I'll bet that someone's legal team in the State of Washington might. And won't that just set an interesting precedent?
Whatever were the twins and their team they thinking about when they went that route? Was there some kind of strange assistance program put in place recently for out of work attorneys that the rest of us don't know about?
Given recent news items on search engine companies, I have to believe that someone needs to have a serious sit down chat about business maturity with several huge internet and real world corporate "players". I think I'm begining to understand what the term "players" really means and I'm not liking it at all. I would think their shareholders might not either.
Not at all, I was responding and referring to the post thread subject.
The name Second life does not seem at all confusing in the context of this thread, nor I would guess (as I had never even heard of them until this morning) that they are involved in the business of search and general software development as a key part of their company charter.
Reminds me of the online 3D worlds I used to go in to, but were far too slow and hang your computer a lot. I see the same problems exists in lively, anyone else seeing it hanging your desktop? CPU isnt busy, so dont understand why its always hanging my desktop, (it feels like they need to put background threads on a lower priority maybe?)
[edited by: Seb7 at 8:44 pm (utc) on July 9, 2008]
No doubt it will expand into something else, but it wasn't quite what I was expecting to find (though I don't usually bother with these type of things).
I think that I was expecting a 3d version of myspace / bebo. E.g. A bedroom/room that had a wall plastered with your friends comments (which you could write on), a life size statue/poster of you (using data you'd enter - e.g. height, male/female, etc), another wall with photos of your friends (click on to visit their room), another wall with posters of your favourite bands/films and so forth.
I also expected customisation to be easier and more varied. E.g. change wallpaper/paint colour/texture etc. I think that I also expected it to take info from a requested profile and automatically create your "room" to begin with.
I'm not sure how this could benefit advertisers - adverts appearing on the page its contained on perhaps? Or within actual rooms? Or perhaps via virtual stores?
I've tried to download Lively about six times now, but all that ever downloads is a shortcut icon which opens up lively.com in a browser window. I can't see a right sidebar with avatar or wardrobe or room icons or anything.
Have I missed something really obvious?
I'd like to give this a spin... I can see it having a lot of potential.
My brand name has been taken as an ID already. It's a registered trademark in the US. Can I consider this as a violation of my rights and ask Google to remove that room? I think I'll talk to my trademark lawyer about this.
Yes it's a trademark violation and an infringement of your rights under law.

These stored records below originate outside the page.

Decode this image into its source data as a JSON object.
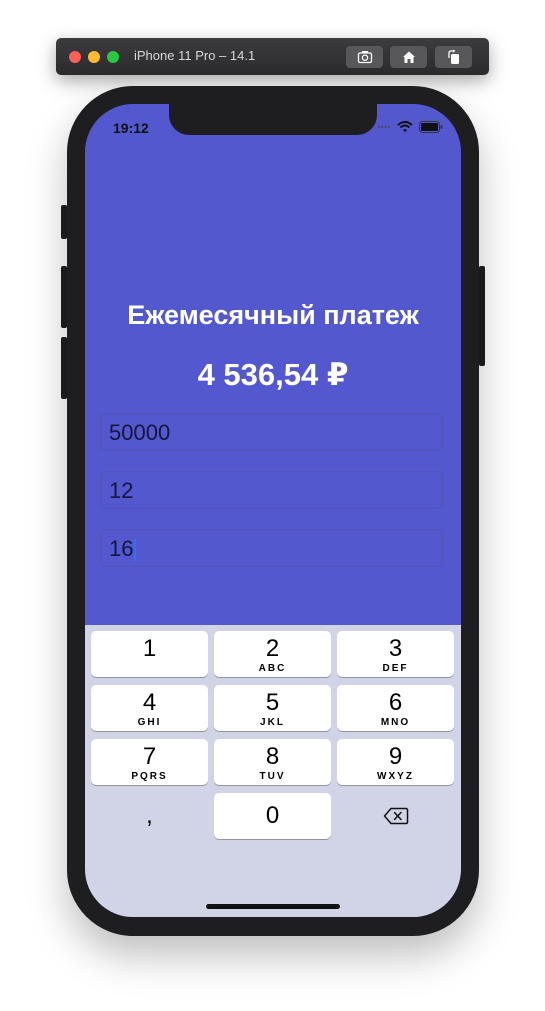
{
  "simulator": {
    "title": "iPhone 11 Pro – 14.1"
  },
  "status_bar": {
    "time": "19:12"
  },
  "main": {
    "title": "Ежемесячный платеж",
    "amount": "4 536,54 ₽",
    "fields": [
      {
        "value": "50000"
      },
      {
        "value": "12"
      },
      {
        "value": "16"
      }
    ]
  },
  "keyboard": {
    "keys": [
      {
        "num": "1",
        "letters": ""
      },
      {
        "num": "2",
        "letters": "ABC"
      },
      {
        "num": "3",
        "letters": "DEF"
      },
      {
        "num": "4",
        "letters": "GHI"
      },
      {
        "num": "5",
        "letters": "JKL"
      },
      {
        "num": "6",
        "letters": "MNO"
      },
      {
        "num": "7",
        "letters": "PQRS"
      },
      {
        "num": "8",
        "letters": "TUV"
      },
      {
        "num": "9",
        "letters": "WXYZ"
      },
      {
        "num": ",",
        "letters": ""
      },
      {
        "num": "0",
        "letters": ""
      }
    ]
  },
  "colors": {
    "background": "#5358cf",
    "keyboard": "#d1d4e6"
  }
}
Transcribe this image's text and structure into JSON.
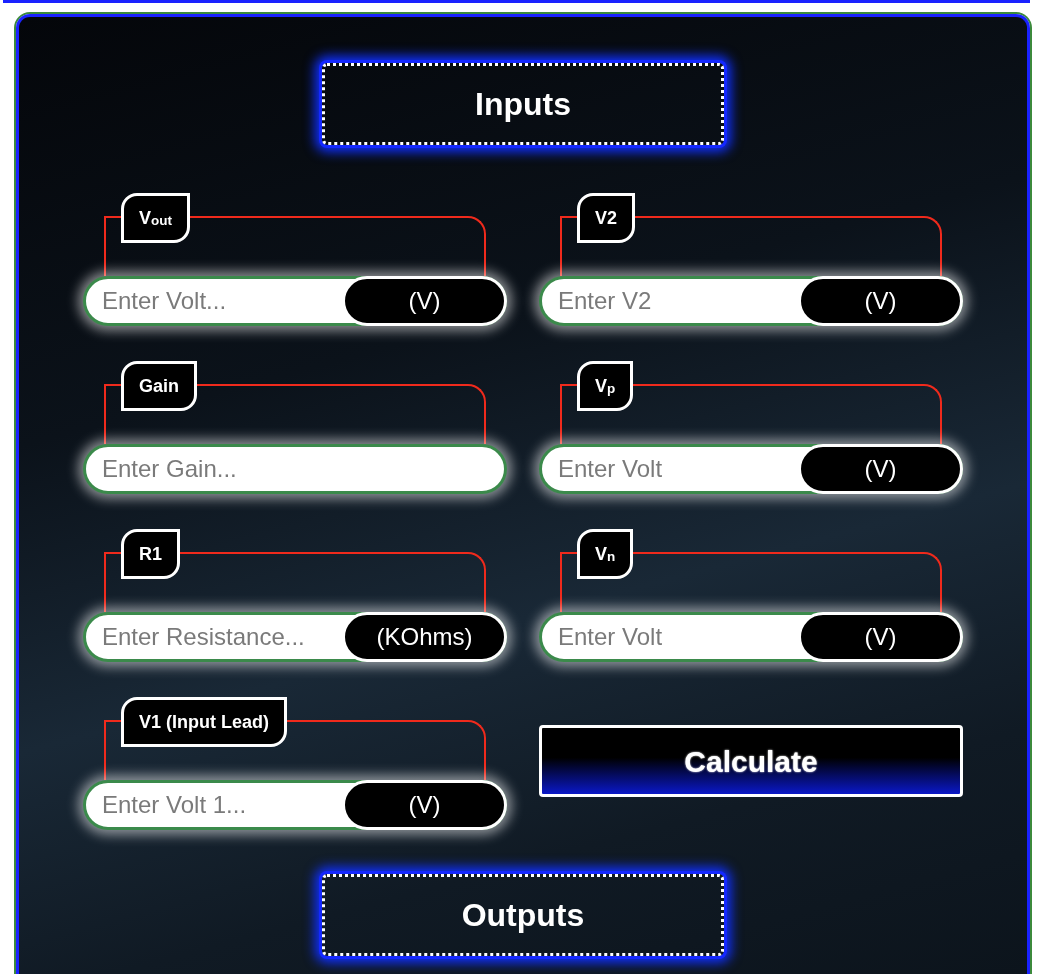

Please do take it seriously, and *sue the pants offa them* for encouraging this kind of claptrap.
It's bad enough that people are living pseudo-lives online because of internet addiction, otherwise empty lives, and as an escape mechanism for neurotic disorders; but to open a door to legal abuse and infringement is going WAY over the line.
[edited by: Marcia at 7:17 am (utc) on July 12, 2008]